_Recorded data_

════════════════

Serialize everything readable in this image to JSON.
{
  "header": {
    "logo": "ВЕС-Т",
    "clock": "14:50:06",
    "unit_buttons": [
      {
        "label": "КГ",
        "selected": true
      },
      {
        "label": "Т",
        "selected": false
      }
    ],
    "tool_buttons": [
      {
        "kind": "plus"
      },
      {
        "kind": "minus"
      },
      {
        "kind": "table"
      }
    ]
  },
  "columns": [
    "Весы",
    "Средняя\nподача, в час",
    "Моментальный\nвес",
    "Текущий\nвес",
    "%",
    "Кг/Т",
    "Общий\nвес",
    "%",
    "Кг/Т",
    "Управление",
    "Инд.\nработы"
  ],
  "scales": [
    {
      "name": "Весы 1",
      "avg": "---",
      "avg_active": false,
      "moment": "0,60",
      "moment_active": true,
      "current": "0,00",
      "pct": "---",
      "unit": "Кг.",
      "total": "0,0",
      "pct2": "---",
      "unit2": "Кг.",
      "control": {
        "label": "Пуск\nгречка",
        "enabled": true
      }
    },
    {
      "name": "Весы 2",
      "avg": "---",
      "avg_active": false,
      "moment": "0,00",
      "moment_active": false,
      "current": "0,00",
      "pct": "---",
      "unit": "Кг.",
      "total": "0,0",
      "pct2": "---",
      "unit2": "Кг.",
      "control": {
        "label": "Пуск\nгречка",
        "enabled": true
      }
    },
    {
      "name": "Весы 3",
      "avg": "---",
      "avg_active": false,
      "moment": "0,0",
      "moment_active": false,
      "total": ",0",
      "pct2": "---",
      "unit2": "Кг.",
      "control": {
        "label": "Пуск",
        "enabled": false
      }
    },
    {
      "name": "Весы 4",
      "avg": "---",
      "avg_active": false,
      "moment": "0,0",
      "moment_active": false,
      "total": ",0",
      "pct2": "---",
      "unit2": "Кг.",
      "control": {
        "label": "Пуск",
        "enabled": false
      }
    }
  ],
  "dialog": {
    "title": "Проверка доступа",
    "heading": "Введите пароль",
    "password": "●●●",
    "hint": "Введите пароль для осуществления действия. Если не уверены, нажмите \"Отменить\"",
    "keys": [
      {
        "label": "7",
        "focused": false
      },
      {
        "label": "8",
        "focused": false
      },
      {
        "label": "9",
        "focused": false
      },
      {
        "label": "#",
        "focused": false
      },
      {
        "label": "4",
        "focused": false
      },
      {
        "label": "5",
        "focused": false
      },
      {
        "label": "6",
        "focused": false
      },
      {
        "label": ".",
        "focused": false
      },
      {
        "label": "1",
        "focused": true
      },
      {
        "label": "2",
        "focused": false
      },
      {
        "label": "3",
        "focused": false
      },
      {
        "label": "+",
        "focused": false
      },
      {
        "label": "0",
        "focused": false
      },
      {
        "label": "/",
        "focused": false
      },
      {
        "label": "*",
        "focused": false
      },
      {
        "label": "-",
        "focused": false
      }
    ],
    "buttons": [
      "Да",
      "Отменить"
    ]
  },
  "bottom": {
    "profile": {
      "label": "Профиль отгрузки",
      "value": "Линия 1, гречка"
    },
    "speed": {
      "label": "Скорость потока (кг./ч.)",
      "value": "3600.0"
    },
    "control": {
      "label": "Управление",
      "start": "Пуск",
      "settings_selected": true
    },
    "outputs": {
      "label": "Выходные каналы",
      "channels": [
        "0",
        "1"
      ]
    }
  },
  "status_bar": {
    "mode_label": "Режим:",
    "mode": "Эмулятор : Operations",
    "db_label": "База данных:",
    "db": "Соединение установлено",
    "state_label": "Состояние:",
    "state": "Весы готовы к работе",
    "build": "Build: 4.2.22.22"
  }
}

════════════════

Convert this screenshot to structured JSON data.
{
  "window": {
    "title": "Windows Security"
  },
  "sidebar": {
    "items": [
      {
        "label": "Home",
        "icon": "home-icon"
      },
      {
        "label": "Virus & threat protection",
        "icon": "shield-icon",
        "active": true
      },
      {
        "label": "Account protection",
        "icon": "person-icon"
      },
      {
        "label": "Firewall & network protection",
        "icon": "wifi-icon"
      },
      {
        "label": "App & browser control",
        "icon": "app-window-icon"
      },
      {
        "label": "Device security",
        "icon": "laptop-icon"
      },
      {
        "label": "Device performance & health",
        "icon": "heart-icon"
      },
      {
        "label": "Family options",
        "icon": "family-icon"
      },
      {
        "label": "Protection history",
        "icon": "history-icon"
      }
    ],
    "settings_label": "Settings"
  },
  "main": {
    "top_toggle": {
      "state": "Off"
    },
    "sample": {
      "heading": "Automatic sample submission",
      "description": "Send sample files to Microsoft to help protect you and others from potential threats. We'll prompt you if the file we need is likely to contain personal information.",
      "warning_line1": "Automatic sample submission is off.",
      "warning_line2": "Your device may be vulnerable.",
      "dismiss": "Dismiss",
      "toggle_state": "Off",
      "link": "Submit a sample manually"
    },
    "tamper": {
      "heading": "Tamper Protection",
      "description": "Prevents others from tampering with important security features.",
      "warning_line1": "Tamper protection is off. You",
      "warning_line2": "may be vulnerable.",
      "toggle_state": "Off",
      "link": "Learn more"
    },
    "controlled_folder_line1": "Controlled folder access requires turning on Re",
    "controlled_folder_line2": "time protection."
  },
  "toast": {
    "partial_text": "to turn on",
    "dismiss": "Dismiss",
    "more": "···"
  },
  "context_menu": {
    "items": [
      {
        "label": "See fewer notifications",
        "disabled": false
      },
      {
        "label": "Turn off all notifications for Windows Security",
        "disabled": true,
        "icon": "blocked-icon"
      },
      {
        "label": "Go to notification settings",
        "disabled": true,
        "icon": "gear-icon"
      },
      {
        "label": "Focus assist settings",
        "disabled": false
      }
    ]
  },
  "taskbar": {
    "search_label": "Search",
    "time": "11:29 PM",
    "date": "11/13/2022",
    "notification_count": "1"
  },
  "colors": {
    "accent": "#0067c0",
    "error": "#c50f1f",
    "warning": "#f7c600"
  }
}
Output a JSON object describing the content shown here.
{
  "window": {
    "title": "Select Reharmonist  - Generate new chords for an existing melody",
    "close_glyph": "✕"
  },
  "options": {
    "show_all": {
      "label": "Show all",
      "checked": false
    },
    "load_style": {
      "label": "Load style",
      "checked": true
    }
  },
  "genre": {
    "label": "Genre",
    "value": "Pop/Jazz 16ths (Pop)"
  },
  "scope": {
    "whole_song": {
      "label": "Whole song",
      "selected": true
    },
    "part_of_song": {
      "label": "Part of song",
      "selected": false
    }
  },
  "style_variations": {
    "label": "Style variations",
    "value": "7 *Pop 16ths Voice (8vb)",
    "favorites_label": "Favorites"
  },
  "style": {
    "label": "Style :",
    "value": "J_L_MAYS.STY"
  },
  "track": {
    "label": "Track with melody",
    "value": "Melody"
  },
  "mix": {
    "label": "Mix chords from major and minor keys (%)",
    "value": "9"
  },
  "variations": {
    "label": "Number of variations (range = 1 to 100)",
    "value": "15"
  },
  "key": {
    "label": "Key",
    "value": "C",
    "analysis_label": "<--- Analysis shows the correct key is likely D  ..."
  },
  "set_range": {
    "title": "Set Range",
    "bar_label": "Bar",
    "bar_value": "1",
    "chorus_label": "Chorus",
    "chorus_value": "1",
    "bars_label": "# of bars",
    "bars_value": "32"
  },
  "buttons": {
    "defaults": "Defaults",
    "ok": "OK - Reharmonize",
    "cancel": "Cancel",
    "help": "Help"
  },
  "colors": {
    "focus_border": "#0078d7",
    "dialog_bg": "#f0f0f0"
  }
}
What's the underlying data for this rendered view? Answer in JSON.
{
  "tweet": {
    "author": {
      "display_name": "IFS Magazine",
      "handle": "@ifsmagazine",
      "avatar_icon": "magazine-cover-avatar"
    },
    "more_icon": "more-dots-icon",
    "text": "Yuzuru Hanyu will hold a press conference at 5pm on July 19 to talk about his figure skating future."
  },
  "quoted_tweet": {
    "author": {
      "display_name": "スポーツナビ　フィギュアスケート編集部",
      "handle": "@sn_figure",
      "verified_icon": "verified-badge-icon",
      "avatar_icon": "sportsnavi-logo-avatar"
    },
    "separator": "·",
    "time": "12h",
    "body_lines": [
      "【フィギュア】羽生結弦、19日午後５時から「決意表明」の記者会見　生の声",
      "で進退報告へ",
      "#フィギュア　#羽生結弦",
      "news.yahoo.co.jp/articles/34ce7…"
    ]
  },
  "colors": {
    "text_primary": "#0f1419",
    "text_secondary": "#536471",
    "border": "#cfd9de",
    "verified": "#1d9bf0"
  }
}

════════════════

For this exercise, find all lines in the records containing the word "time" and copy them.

_Response for this exercise_
    "controlled_folder_line2": "time protection."
    "time": "11:29 PM",
    "time": "12h",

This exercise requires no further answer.